(Data about app and page elements)
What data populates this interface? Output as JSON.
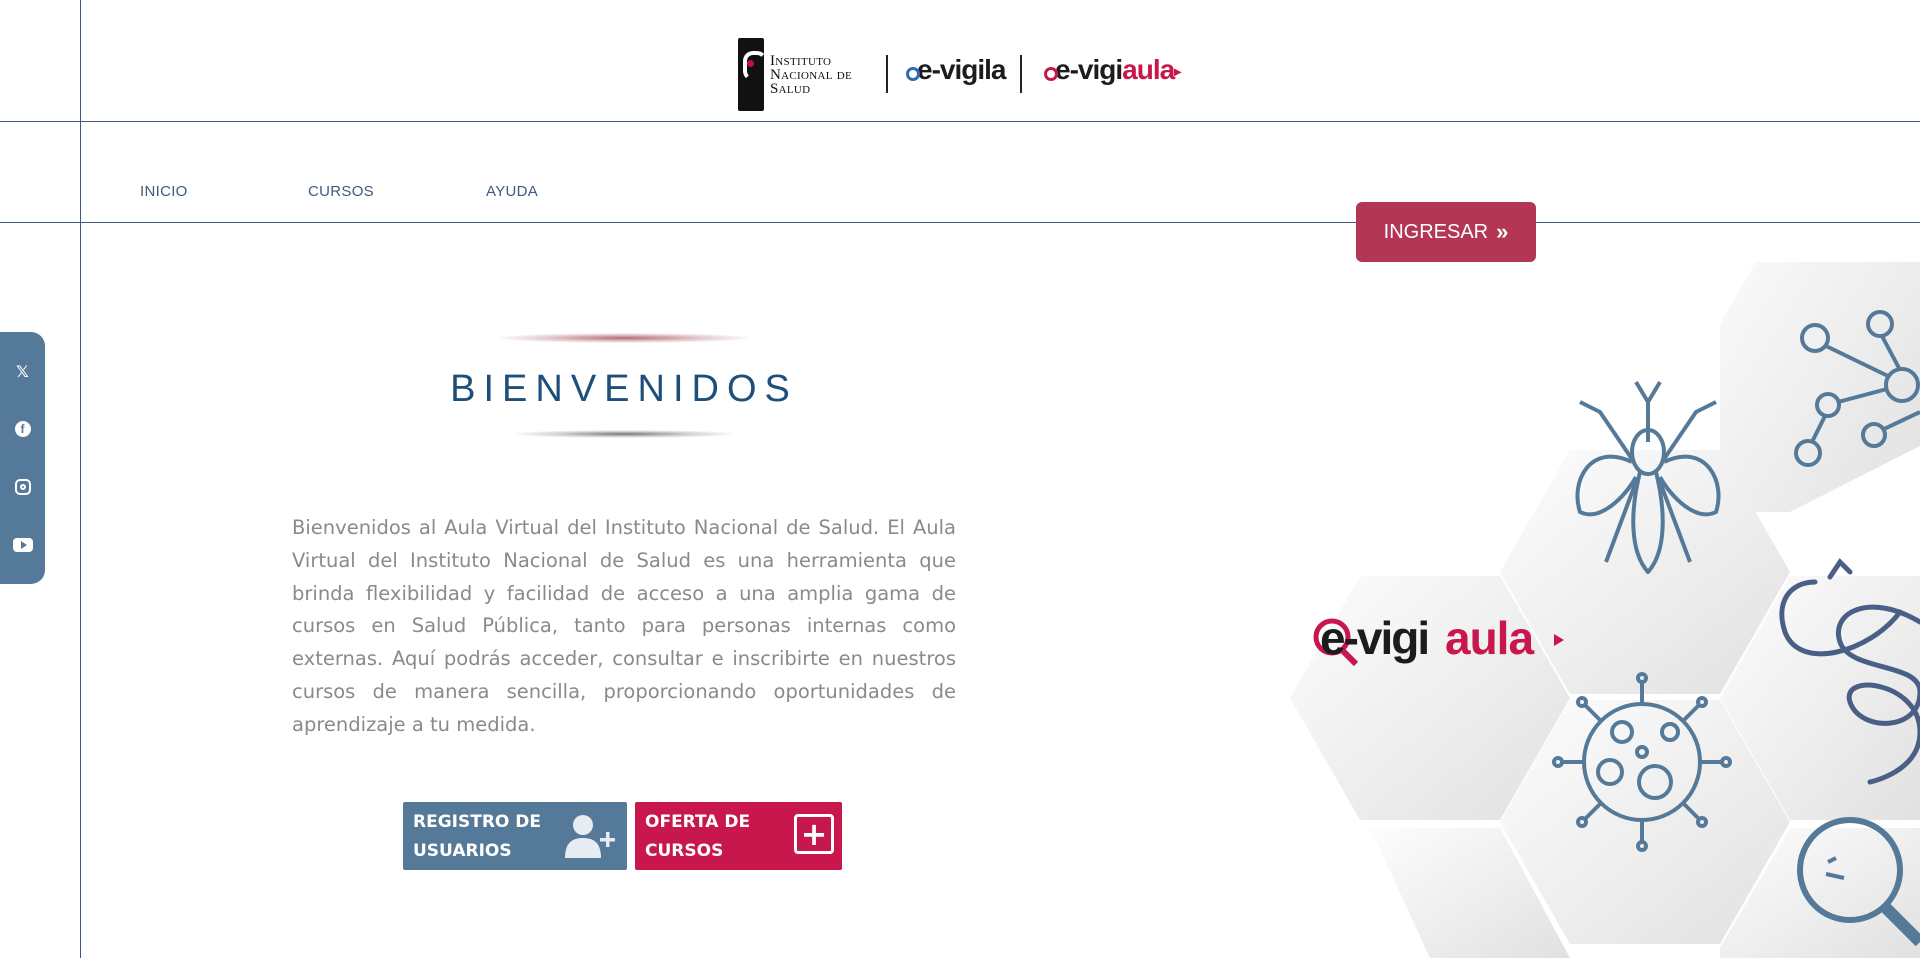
{
  "header": {
    "institute_line1": "Instituto",
    "institute_line2": "Nacional de",
    "institute_line3": "Salud",
    "evigila_prefix": "e-",
    "evigila_name": "vigila",
    "evigila_aula_prefix": "e-vigi",
    "evigila_aula_suffix": "aula"
  },
  "nav": {
    "items": [
      {
        "label": "INICIO"
      },
      {
        "label": "CURSOS"
      },
      {
        "label": "AYUDA"
      }
    ],
    "login_label": "INGRESAR",
    "login_icon": "double-chevron-right"
  },
  "social": {
    "items": [
      {
        "icon": "x-twitter-icon",
        "glyph": "𝕏"
      },
      {
        "icon": "facebook-icon",
        "glyph": "f"
      },
      {
        "icon": "instagram-icon"
      },
      {
        "icon": "youtube-icon"
      }
    ]
  },
  "welcome": {
    "title": "BIENVENIDOS",
    "body": "Bienvenidos al Aula Virtual del Instituto Nacional de Salud. El Aula Virtual del Instituto Nacional de Salud es una herramienta que brinda flexibilidad y facilidad de acceso a una amplia gama de cursos en Salud Pública, tanto para personas internas como externas. Aquí podrás acceder, consultar e inscribirte en nuestros cursos de manera sencilla, proporcionando oportunidades de aprendizaje a tu medida."
  },
  "actions": {
    "registro_line1": "REGISTRO DE",
    "registro_line2": "USUARIOS",
    "oferta_line1": "OFERTA DE",
    "oferta_line2": "CURSOS"
  },
  "colors": {
    "brand_blue": "#3f5a7e",
    "title_blue": "#1d4f7a",
    "accent_red": "#b33755",
    "accent_magenta": "#c8174c",
    "social_bg": "#557a99"
  },
  "hexart": {
    "logo_prefix": "e-vigi",
    "logo_suffix": "aula"
  }
}
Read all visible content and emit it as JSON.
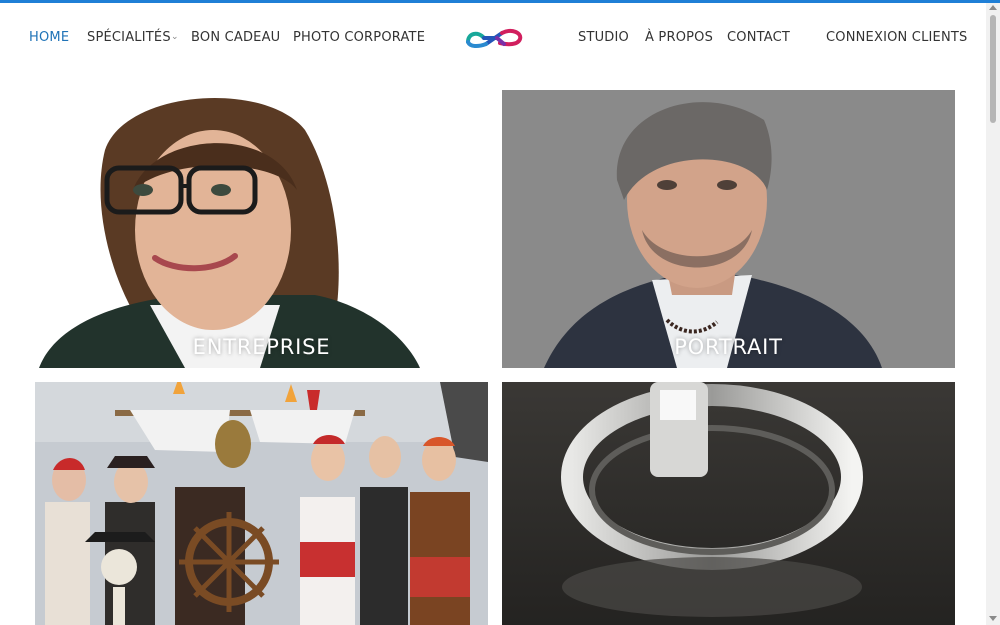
{
  "accent_color": "#1f7fd6",
  "active_link_color": "#1f73b7",
  "nav": {
    "home": "Home",
    "specialites": "Spécialités",
    "bon_cadeau": "Bon Cadeau",
    "photo_corporate": "Photo Corporate",
    "studio": "Studio",
    "a_propos": "À propos",
    "contact": "Contact",
    "connexion": "Connexion clients",
    "dropdown_icon": "chevron-down-icon"
  },
  "logo": {
    "icon": "infinity-logo-icon",
    "colors": [
      "#18a89a",
      "#2356b8",
      "#d11f5e"
    ]
  },
  "tiles": [
    {
      "label": "ENTREPRISE",
      "image": "woman-business-portrait"
    },
    {
      "label": "PORTRAIT",
      "image": "man-portrait-grey-background"
    },
    {
      "label": "",
      "image": "pirate-party-group-photo"
    },
    {
      "label": "",
      "image": "silver-ring-closeup"
    }
  ]
}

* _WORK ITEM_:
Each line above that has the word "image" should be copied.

* _ANSWER BOX_:
      "image": "woman-business-portrait"
      "image": "man-portrait-grey-background"
      "image": "pirate-party-group-photo"
      "image": "silver-ring-closeup"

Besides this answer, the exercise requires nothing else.